Today USIP hosted a public question and answer event featuring Rafe Al-Eissawi, the Deputy Prime Minister of Iraq. I was expecting more security to be around, but I think they were just very inconspicuous.
Dr. Al-Eissawi is a physician by training and was in charge of the general hospital in Fallujah for several years, including 2004, when the US laid siege to the city. After that, he has worked on the Iraqi government's health services before he became Deputy Prime Minister.
Before the questions began, Dr. Al-Eissawi said that the US had been focuses overwhelmingly on security issues in Iraq up until this point. In the future, with the troop withdrawal scheduled for 2011, Al-Eissawi stressed that he did not hope for a US withdrawal at all, but for US engagement in Iraq, but in different sectors. This new kind of engagement would help to strengthen US-Iraqi relations going forward.
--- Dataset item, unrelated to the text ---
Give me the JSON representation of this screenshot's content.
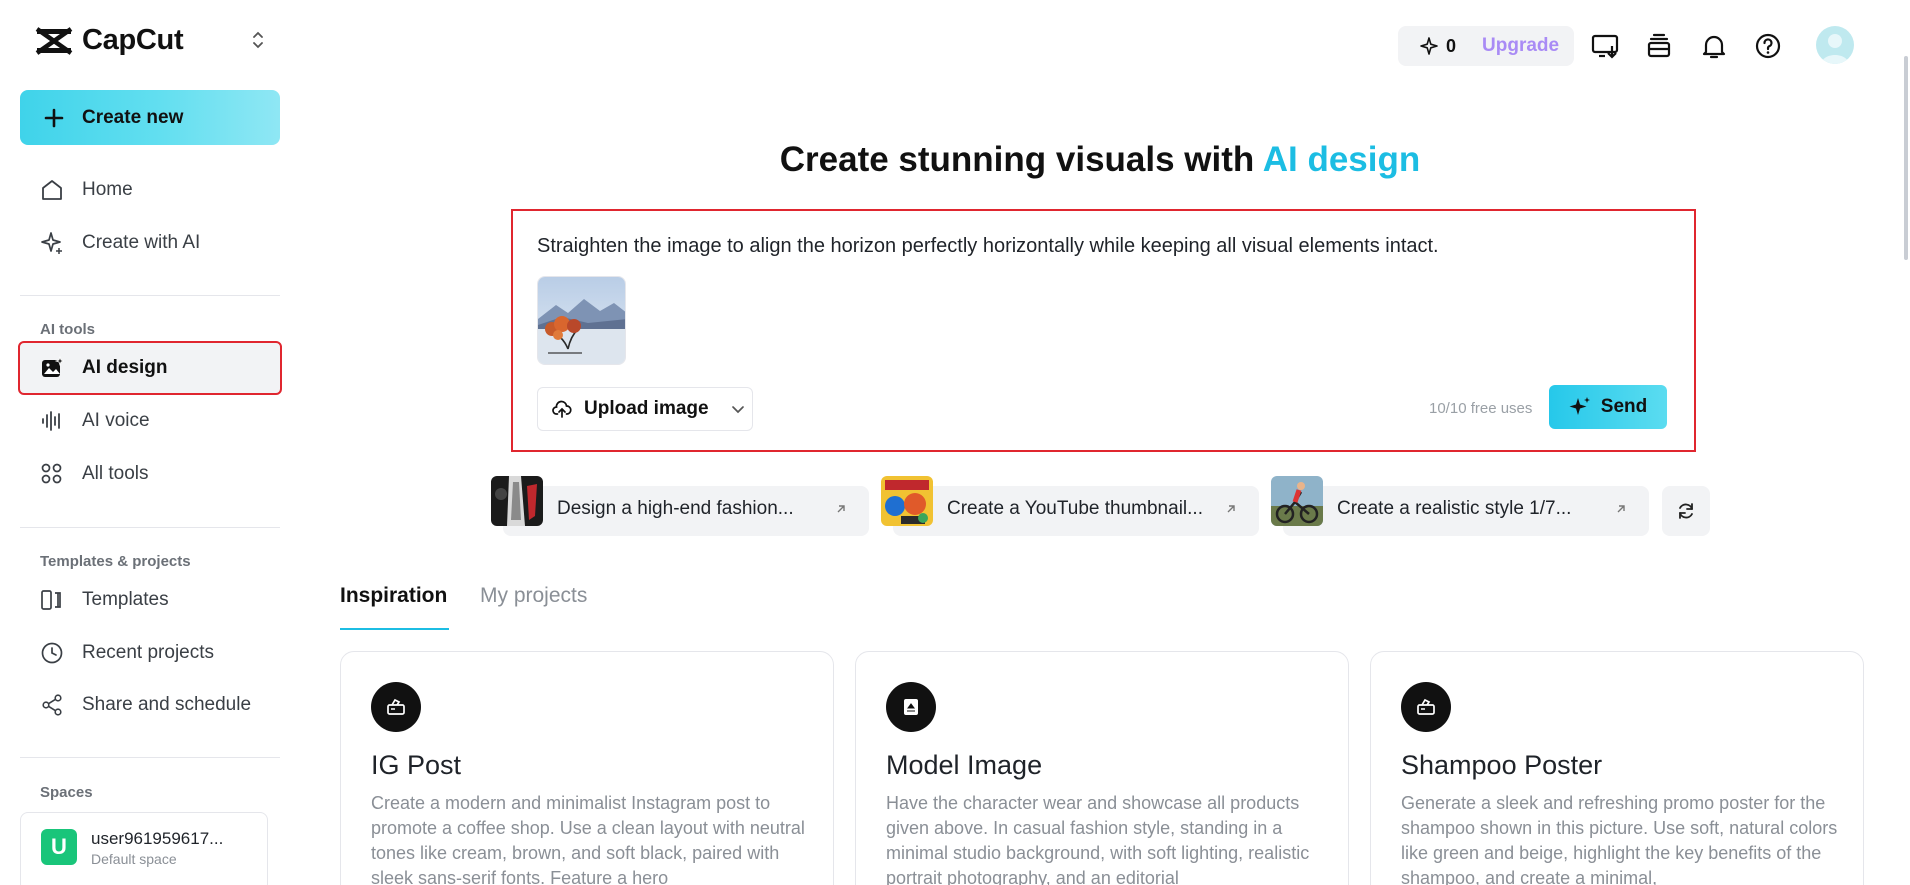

Regarding the upcoming referendum on the security agreement, Al-Eissawi and his government hope it will pass because they believe it represents a good plan for the troop withdrawal. Because this is an election year in Iraq, however, the political situation may make promoting the referendum difficult.
As the questions progressed, Dr. Al-Eissawi repeatedly emphasized the importance of national consensus. After the highly centralized and repressive regime under Saddam Hussein, the Iraqi people are ready for a new kind of government, striving for national unity and cooperation, especially between Arabs and Kurds and in disputed territories.
In terms of Iraq's foreign policy, Dr. Al-Eissawi emphasized the widespread need to normalize relations with countries in the region, specifically Kuwait and Iran. Iraq is no longer a threatening nation, Al-Eissawi said, and other nations in the region may need time to adjust to that change. Regarding Iran, the Deputy PM stated there should be less focus on Iran's negative influence in Iraq, not only because the Iraq desires normalized relations with its large neighbor, but also because the Iranian influence is prevalent because it is filling a vacuum. He implied that if the US were to shift its focus from the security sector, that vacuum might be filled. When asked about Iraq's position on the Israeli-Palestinian conflict, Al-Eissawi would only say that Iraq is a member of the Arab League, and thus its position is in line with the Arab League's official position.
Al-Eissawi was very frank about the work the Iraqi government still has to do when it comes to women's affairs and refugee/IDP affairs. He also stated that although Iraqi security forces will be able to deal with internal threats from insurgents by the time US troops withdraw in 2011, the Iraqi military will not be ready to deal with external threats until at least 2012. That being said, he did not offer any plans to address the problems.
After the questions ended, The Deputy PM rushed off to his next appointment. I'm really glad I got to hear him speak and I'm looking forward to the panel on sexual violence tomorrow.